**Exercise aim:**
Work out how many lines of the listing below contain the word "impressions". Respond with that number only.

**Data in this exercise:**
Segment Open

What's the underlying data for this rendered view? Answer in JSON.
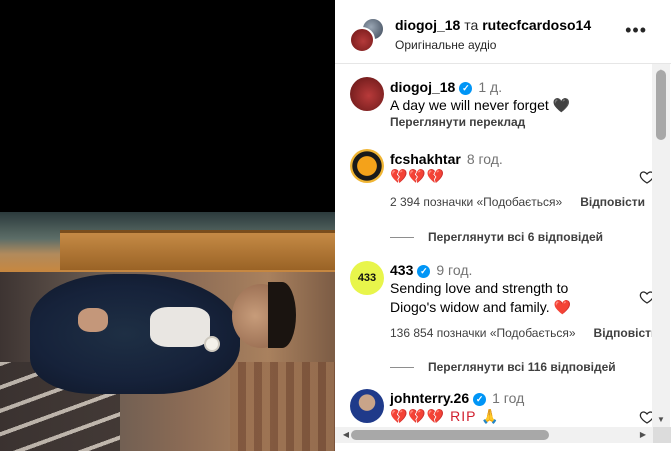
{
  "post": {
    "authors": {
      "user1": "diogoj_18",
      "joiner": "та",
      "user2": "rutecfcardoso14"
    },
    "audio": "Оригінальне аудіо"
  },
  "caption": {
    "username": "diogoj_18",
    "time": "1 д.",
    "text": "A day we will never forget 🖤",
    "translate": "Переглянути переклад"
  },
  "comments": [
    {
      "username": "fcshakhtar",
      "time": "8 год.",
      "text": "💔💔💔",
      "likes": "2 394 позначки «Подобається»",
      "reply": "Відповісти",
      "view_replies": "Переглянути всі 6 відповідей"
    },
    {
      "username": "433",
      "time": "9 год.",
      "text": "Sending love and strength to Diogo's widow and family. ❤️",
      "likes": "136 854 позначки «Подобається»",
      "reply": "Відповісти",
      "view_replies": "Переглянути всі 116 відповідей"
    },
    {
      "username": "johnterry.26",
      "time": "1 год",
      "text": "💔💔💔 RIP 🙏"
    }
  ],
  "icons": {
    "verified": "verified-badge-icon",
    "more": "more-options-icon",
    "like": "heart-outline-icon"
  },
  "colors": {
    "verified": "#0095f6",
    "heart": "#d11f2e",
    "secondary_text": "#737373"
  }
}
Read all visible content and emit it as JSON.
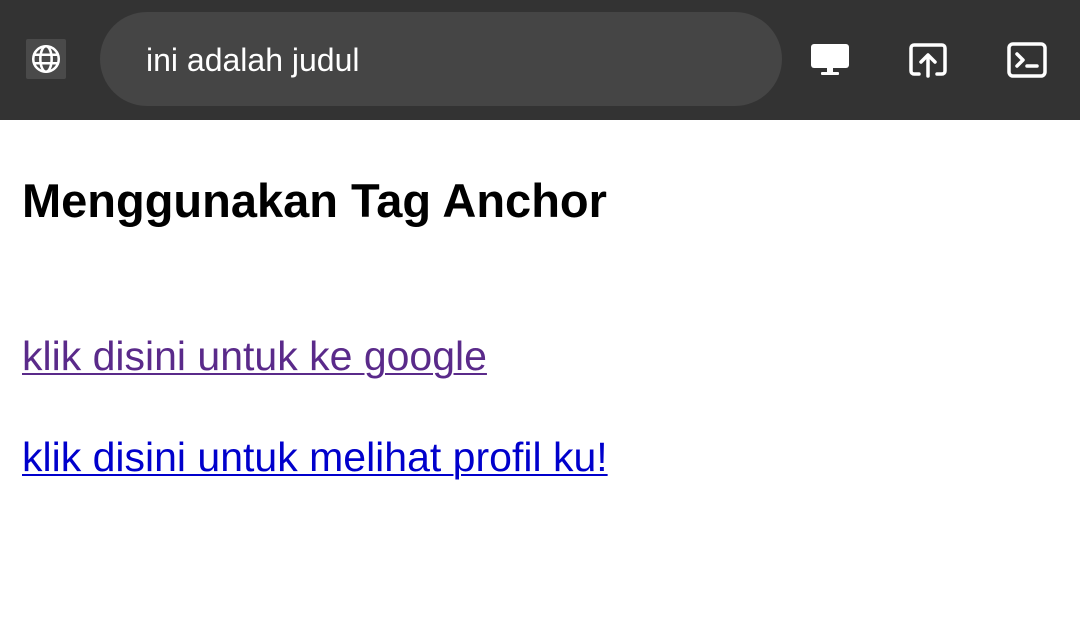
{
  "browser": {
    "address_text": "ini adalah judul",
    "site_icon": "globe-icon",
    "actions": [
      {
        "icon": "desktop-icon"
      },
      {
        "icon": "share-icon"
      },
      {
        "icon": "terminal-icon"
      }
    ],
    "toolbar_color": "#333333",
    "address_bar_color": "#454545"
  },
  "page": {
    "title": "Menggunakan Tag Anchor",
    "links": [
      {
        "text": "klik disini untuk ke google",
        "color": "#5a2a8a"
      },
      {
        "text": "klik disini untuk melihat profil ku!",
        "color": "#0000cc"
      }
    ]
  }
}
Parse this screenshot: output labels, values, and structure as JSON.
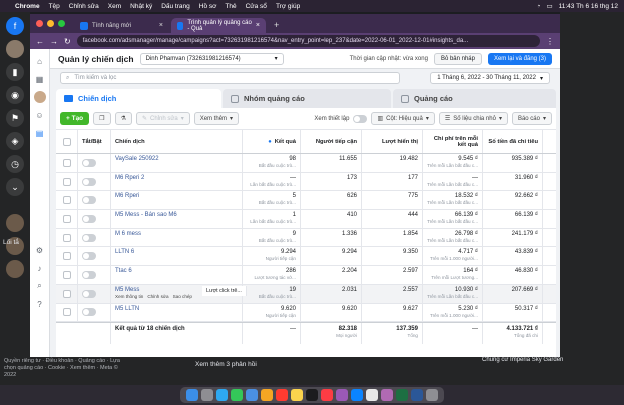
{
  "menubar": {
    "apple": "",
    "app": "Chrome",
    "items": [
      "Tệp",
      "Chỉnh sửa",
      "Xem",
      "Nhật ký",
      "Dấu trang",
      "Hồ sơ",
      "Thẻ",
      "Cửa sổ",
      "Trợ giúp"
    ],
    "clock": "11:43 Th 6 16 thg 12"
  },
  "browser": {
    "tabs": [
      {
        "title": "Tính năng mới"
      },
      {
        "title": "Trình quản lý quảng cáo - Quả"
      }
    ],
    "url": "facebook.com/adsmanager/manage/campaigns?act=732631981216574&nav_entry_point=lep_237&date=2022-06-01_2022-12-01#insights_da..."
  },
  "header": {
    "title": "Quản lý chiến dịch",
    "account": "Dinh Phamvan (732631981216574)",
    "update": "Thời gian cập nhật: vừa xong",
    "draft_btn": "Bỏ bản nháp",
    "review_btn": "Xem lại và đăng (3)"
  },
  "search": {
    "placeholder": "Tìm kiếm và lọc",
    "daterange": "1 Tháng 6, 2022 - 30 Tháng 11, 2022"
  },
  "tabs": [
    "Chiến dịch",
    "Nhóm quảng cáo",
    "Quảng cáo"
  ],
  "toolbar": {
    "create": "+ Tạo",
    "edit": "Chỉnh sửa",
    "more": "Xem thêm",
    "view_setup": "Xem thiết lập",
    "columns": "Cột: Hiệu quả",
    "breakdown": "Số liệu chia nhỏ",
    "reports": "Báo cáo"
  },
  "table": {
    "headers": {
      "toggle": "Tắt/Bật",
      "name": "Chiến dịch",
      "results": "Kết quả",
      "reach": "Người tiếp cận",
      "impressions": "Lượt hiển thị",
      "cost": "Chi phí trên mỗi kết quả",
      "spent": "Số tiền đã chi tiêu"
    },
    "rows": [
      {
        "name": "VaySale 250922",
        "results": "98",
        "results_sub": "Bắt đầu cuộc trò...",
        "reach": "11.655",
        "impressions": "19.482",
        "cost": "9.545 ₫",
        "cost_sub": "Trên mỗi Lần bắt đầu c...",
        "spent": "935.389 ₫"
      },
      {
        "name": "M6 Rperi 2",
        "results": "—",
        "results_sub": "Lần bắt đầu cuộc trò...",
        "reach": "173",
        "impressions": "177",
        "cost": "—",
        "cost_sub": "Trên mỗi Lần bắt đầu c...",
        "spent": "31.960 ₫"
      },
      {
        "name": "M6 Rperi",
        "results": "5",
        "results_sub": "Bắt đầu cuộc trò...",
        "reach": "626",
        "impressions": "775",
        "cost": "18.532 ₫",
        "cost_sub": "Trên mỗi Lần bắt đầu c...",
        "spent": "92.662 ₫"
      },
      {
        "name": "M5 Mess - Bán sao M6",
        "results": "1",
        "results_sub": "Lần bắt đầu cuộc trò...",
        "reach": "410",
        "impressions": "444",
        "cost": "66.139 ₫",
        "cost_sub": "Trên mỗi Lần bắt đầu c...",
        "spent": "66.139 ₫"
      },
      {
        "name": "M 6 mess",
        "results": "9",
        "results_sub": "Bắt đầu cuộc trò...",
        "reach": "1.336",
        "impressions": "1.854",
        "cost": "26.798 ₫",
        "cost_sub": "Trên mỗi Lần bắt đầu c...",
        "spent": "241.179 ₫"
      },
      {
        "name": "LLTN 6",
        "results": "9.294",
        "results_sub": "Người tiếp cận",
        "reach": "9.294",
        "impressions": "9.350",
        "cost": "4.717 ₫",
        "cost_sub": "Trên mỗi 1.000 người...",
        "spent": "43.839 ₫"
      },
      {
        "name": "Ttac 6",
        "results": "286",
        "results_sub": "Lượt tương tác vớ...",
        "reach": "2.204",
        "impressions": "2.597",
        "cost": "164 ₫",
        "cost_sub": "Trên mỗi Lượt tương...",
        "spent": "46.830 ₫"
      },
      {
        "name": "M5 Mess",
        "results": "19",
        "results_sub": "Bắt đầu cuộc trò...",
        "reach": "2.031",
        "impressions": "2.557",
        "cost": "10.930 ₫",
        "cost_sub": "Trên mỗi Lần bắt đầu c...",
        "spent": "207.669 ₫",
        "actions": [
          "Xem thông tin",
          "Chỉnh sửa",
          "Sao chép"
        ],
        "tooltip": "Lượt click trê..."
      },
      {
        "name": "M5 LLTN",
        "results": "9.620",
        "results_sub": "Người tiếp cận",
        "reach": "9.620",
        "impressions": "9.627",
        "cost": "5.230 ₫",
        "cost_sub": "Trên mỗi 1.000 người...",
        "spent": "50.317 ₫"
      }
    ],
    "total": {
      "label": "Kết quả từ 18 chiến dịch",
      "results": "—",
      "reach": "82.318",
      "reach_sub": "Mọi người",
      "impressions": "137.359",
      "imp_sub": "Tổng",
      "cost": "—",
      "spent": "4.133.721 ₫",
      "spent_sub": "Tổng đã chi"
    }
  },
  "desktop": {
    "left_label": "Lối tắ",
    "bottom_left": "Quyền riêng tư · Điều khoản · Quảng cáo · Lựa chọn quảng cáo · Cookie · Xem thêm · Meta © 2022",
    "reply": "Xem thêm 3 phản hồi",
    "notif": "Chung cư Imperia Sky Garden"
  }
}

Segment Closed

**Exercise output:**
11